Unfortunately, mental illness can make it difficult to work, and that can also make it harder to pay for school. In this post, we’ll teach you about mental health struggles in college, why they shouldn’t preclude you from graduating, and how to access funding and support to ensure you succeed.

Don’t Let Mental Illness Stop You From Pursuing Your Dreams!

The Growing Mental Health Crisis

In Spring 2017, almost 40 percent of college students said they felt too depressed to function sometime in the previous school year, and 61 percent said they felt “overwhelming anxiety.” The number of students visiting counseling centers grew around five times faster than enrollment levels.

That’s a problem.

Schools are attempting to help by making more resources available to students, but it isn’t as easy as just providing access to therapists and calling it a day. Every student’s experience is unique, and that often means that the approach needs to be unique, too.

Why Just Not Going Isn’t the Right Answer

Research tells us that graduating is immensely beneficial, and the benefits may be especially powerful to students with mental illness. These benefits start with making more money, but that isn’t where they end. Graduates have better physical health, enjoy healthier family dynamics, and just might even liver longer, making them more impervious to a mental or physical health crisis.

You Need the Right Funding and Support

Now, here’s the catch: it isn’t enough to just register and hope for the best. Being in that environment can be extremely frustrating and stressful if you’re trying to wing it without the right supports.

Think of it this way: if you were going skydiving, you wouldn’t just jump out of a plane without a parachute and knowing how to use, would you? Having a support network, funding, therapy, and special accommodations, is like your “parachute.” You deploy it as needed to reduce stress, keep yourself afloat, and prevent yourself from experiencing a crisis.

Scholarships for Students with Mental Illness

Alright, you’re feeling motivated. Now, what?

There are a few scholarships available to help you pay for school that are specifically targeted to individuals who struggle with mental health.

Baer Reintegration Scholarships – The Baer Reintegration Scholarship services students with bipolar disorder, schizophrenia, or schizoaffective disorder. You can apply for up to $1,000 on this scholarship here.

Promises Treatment Center – Promises is experienced in treating inpatient and outpatient mental health sufferers, but they also know how important it is to have the right support for life. That’s why they offer students the opportunity to apply for up to $6,000 in scholarships for almost any college tuition.

FAFSA and Pell Grants – Having an intractable mental illness means you qualify as disabled under the eyes of the Americans with Disabilities Act. If you fill out your FAFSA and disclose your disability, you may be entitled to access special grants and scholarships,. This includes regularly accessible scholarships and scholarships for students with disabilities.

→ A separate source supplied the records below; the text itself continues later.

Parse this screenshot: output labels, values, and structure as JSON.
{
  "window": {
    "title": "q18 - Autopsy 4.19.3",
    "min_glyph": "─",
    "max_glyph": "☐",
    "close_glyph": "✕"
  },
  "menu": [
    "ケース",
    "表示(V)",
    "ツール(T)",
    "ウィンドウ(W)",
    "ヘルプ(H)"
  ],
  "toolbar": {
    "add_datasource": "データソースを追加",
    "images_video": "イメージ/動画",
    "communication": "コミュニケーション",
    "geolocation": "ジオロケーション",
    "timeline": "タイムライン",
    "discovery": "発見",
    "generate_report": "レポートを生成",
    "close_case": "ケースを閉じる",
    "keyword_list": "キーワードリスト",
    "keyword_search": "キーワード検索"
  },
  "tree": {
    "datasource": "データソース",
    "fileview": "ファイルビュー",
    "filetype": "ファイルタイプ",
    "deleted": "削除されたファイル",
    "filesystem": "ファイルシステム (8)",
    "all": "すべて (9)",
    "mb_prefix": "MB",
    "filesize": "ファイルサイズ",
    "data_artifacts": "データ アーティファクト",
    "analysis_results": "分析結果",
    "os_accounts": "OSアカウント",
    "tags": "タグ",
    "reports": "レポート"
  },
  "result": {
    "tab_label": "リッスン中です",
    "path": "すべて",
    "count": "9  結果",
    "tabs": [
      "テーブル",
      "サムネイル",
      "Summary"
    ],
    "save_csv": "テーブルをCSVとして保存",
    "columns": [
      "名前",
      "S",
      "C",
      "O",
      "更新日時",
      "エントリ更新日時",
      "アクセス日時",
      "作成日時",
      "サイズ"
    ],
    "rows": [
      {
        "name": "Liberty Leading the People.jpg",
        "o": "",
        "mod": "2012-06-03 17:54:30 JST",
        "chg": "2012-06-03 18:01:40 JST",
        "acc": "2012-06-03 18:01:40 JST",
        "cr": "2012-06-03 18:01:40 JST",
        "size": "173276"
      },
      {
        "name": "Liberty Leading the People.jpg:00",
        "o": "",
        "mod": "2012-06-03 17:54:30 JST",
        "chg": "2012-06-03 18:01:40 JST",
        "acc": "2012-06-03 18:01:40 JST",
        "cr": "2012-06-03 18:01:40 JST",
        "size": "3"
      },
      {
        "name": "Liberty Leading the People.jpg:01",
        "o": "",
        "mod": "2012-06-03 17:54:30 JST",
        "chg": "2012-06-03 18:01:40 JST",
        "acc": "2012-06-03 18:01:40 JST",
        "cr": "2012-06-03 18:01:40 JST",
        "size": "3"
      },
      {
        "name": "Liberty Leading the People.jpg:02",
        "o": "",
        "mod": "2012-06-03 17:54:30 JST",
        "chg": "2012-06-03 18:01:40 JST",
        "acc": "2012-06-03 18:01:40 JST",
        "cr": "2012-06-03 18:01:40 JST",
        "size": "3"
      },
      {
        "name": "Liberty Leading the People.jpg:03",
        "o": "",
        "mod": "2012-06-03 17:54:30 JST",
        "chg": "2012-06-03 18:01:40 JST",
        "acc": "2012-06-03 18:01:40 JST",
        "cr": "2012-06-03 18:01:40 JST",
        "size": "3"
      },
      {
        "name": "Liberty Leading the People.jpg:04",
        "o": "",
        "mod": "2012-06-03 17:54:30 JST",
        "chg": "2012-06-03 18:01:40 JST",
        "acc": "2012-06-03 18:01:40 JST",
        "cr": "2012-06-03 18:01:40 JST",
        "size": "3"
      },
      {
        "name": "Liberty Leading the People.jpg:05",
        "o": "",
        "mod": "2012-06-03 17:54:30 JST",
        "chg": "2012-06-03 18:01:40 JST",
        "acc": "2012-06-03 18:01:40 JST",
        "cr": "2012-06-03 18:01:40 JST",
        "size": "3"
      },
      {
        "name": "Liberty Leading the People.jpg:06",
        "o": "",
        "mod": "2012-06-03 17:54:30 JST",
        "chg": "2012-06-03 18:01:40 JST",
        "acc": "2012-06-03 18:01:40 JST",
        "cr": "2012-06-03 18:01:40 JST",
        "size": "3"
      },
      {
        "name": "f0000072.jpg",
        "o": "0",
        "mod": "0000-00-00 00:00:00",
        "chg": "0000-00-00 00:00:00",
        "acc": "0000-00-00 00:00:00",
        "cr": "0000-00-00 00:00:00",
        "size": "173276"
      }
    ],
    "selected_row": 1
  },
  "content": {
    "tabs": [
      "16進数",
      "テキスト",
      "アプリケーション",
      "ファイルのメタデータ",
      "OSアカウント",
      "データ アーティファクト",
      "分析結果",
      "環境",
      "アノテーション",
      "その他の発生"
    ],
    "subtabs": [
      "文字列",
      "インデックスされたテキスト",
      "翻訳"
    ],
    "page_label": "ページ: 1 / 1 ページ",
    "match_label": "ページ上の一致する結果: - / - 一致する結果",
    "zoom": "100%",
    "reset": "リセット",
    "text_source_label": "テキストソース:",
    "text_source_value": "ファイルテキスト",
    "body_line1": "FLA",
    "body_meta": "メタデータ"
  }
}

Don’t forget that schools are often very happy to offer additional support to students with mental illness. This includes special accommodations, extra time on exams, or even access to counseling and therapy during a potential crisis. Don’t be afraid to reach out for help early, and often. Your support network will help you succeed.